The Banjska Monastery is located below the Rogozna Mountain not far from Zvečan in Kosovo and Metohija. It was built in the period from 1312 to 1316, and dedicated to the Holy Archdeacon Stefan. It is the endowment of King Milutin, who built Banjska with the intention of being buried in it.
King Milutin and his brother Dragutin got into a conflict over the inheritance of the throne, which ended through their mother. After the war, the brothers reconciled and agreed to build a monastery dedicated to the Holy Archdeacon Stefan, the protector of the Nemanjić family.
The monastery was built on the model of Studenica. King Milutin was buried in the monastery, but after the end of the Battle of Kosovo, the relics were transferred to Trepca, and in 1460 to Sofia, where they are still located today.
The Banjska Monastery shared the fate of all medieval Serbian monasteries. Already in the 15th century, the monastery was hit by a large fire, which destroyed many books from the rich monastery library, and after that the monastery was deserted. During the 16th century, the Turks destroyed the monastery, because it gathered Christians who managed to escape from Turkish slavery.
The Turks turned the monastery into a military camp, where there were dungeons for torturing Serbs, and then they rearranged the destroyed monastery and turned it into a mosque. It remained so until the First Serbian Uprising.
The first conservation works were carried out in 1939, and in 1990 the first partial reconstruction.
Considering that it was built to be the tomb of the Serbian king Milutin, the Banjska monastery was the fourth most important in the then Serbia, right after Studenica, Mileseva and Sopocani.
Since 2004, life has been returning to the Banjska monastery, thanks to the young monks who gathered there. Already in 2006, the renovation of the main monastery church and the entire monastery complex began.
As for the rich monastery treasury, almost nothing has been preserved. During the First World War, two gold rings were excavated from the tomb of Queen Theodora, the mother of Emperor Dušan. One of them reads “Whoever wears it, God help him”.
The monastery belongs to the Raska school of architecture. It is a combination of Serbian-Byzantine style and classicism in Serbia. Banjska has a single nave base, with a so-called blind dome and a semicircular apse in the eastern part. In the space under the dome there are singing spaces, which are the same height as the main nave.

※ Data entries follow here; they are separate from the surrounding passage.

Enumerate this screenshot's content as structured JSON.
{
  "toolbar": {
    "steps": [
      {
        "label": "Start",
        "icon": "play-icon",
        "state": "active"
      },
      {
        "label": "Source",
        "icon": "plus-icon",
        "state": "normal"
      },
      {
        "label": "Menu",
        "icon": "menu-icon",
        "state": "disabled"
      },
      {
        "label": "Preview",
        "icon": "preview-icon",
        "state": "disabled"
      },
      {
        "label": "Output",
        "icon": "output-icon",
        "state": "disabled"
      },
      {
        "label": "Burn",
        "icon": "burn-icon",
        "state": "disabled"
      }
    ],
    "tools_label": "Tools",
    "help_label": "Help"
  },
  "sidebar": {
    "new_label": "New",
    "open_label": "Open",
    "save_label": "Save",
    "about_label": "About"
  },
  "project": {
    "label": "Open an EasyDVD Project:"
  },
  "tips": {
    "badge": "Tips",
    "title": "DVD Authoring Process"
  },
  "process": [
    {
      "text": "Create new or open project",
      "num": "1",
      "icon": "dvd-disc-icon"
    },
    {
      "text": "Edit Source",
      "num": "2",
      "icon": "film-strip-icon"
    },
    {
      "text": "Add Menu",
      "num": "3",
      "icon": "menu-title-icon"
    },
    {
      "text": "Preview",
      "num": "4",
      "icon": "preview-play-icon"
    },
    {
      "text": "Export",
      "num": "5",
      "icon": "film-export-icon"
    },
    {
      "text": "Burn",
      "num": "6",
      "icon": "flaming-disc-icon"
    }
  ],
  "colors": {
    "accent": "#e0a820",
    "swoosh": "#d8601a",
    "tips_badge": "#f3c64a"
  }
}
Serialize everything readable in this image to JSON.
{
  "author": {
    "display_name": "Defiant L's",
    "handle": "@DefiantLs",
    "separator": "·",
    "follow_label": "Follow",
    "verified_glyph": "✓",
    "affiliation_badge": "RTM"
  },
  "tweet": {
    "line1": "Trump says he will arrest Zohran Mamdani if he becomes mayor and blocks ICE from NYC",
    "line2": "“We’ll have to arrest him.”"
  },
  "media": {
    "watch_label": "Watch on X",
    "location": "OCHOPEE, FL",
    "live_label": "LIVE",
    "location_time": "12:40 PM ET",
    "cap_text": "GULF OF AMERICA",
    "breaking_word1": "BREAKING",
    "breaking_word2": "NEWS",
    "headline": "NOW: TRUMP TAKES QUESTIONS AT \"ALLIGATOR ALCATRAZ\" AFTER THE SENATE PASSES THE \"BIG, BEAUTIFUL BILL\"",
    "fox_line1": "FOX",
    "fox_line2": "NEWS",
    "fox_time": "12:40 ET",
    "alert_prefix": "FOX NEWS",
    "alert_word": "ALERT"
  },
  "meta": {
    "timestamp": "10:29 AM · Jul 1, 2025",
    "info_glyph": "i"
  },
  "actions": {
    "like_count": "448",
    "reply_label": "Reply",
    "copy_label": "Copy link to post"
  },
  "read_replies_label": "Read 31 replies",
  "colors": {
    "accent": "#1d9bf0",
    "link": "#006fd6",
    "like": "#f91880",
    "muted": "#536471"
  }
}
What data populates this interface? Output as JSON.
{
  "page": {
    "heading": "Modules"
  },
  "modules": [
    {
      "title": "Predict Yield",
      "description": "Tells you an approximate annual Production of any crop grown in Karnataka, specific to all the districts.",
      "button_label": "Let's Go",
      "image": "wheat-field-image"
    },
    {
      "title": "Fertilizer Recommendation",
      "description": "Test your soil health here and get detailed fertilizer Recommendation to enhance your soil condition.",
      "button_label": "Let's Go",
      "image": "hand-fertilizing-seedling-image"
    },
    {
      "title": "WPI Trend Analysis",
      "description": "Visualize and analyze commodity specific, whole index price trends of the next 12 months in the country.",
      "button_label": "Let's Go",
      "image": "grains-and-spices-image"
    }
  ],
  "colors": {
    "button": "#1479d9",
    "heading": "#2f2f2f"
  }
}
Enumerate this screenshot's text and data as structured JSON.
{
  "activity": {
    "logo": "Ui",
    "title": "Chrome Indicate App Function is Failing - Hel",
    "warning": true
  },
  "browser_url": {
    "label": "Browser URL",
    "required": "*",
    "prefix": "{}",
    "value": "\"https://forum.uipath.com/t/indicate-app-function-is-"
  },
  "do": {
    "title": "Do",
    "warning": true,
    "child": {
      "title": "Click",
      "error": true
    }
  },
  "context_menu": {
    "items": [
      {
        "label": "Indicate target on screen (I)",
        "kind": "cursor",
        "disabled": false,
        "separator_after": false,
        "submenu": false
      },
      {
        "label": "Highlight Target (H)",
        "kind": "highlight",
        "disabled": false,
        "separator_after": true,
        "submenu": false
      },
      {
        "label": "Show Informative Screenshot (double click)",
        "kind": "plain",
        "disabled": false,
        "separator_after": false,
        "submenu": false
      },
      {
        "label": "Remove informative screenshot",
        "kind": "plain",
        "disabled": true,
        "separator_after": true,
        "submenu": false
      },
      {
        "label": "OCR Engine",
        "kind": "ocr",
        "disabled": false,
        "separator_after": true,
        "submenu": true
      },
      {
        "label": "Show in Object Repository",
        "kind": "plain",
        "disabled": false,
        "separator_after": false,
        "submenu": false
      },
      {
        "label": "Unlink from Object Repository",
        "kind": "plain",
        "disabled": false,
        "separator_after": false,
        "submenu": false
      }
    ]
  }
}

On both sides of the entrance to the church, on the west side, there were two domes, which were supposed to emphasize the entrance.
The church tympanum used to be decorated with a figure of the Most Holy Mother of God holding the baby Jesus in her arms. This figure is kept today in the nearby church of Sokolica. The Belgrade National Museum and the Archaeological Museum in Skopje keep parts of the stone ornaments from the monastery facade, and some of those ornaments are also installed in buildings in nearby villages.
What the Banjska monastery was famous for and widely known for is the “Banjska gold”. These are thin sheets of gold that were used to cover the background of the frescoes. Unfortunately, a very small number of parts of the original frescoes of the monastery have been preserved today, which have mostly faded.
1. Monasteries in Serbia, Banjska Monastery, manastiriusrbiji.com
2. Serbian Orthodox Church Parish of St. Dimitrije Solunski, Manastir Banjska, svetidimitrije.no
Kosovo online, https://www.kosovo-online.com/vesti/drustvo/manastir-banjska-sutra-obelezava-ktitorsku-slavu-svetog-kralja-milutina-11-11-2019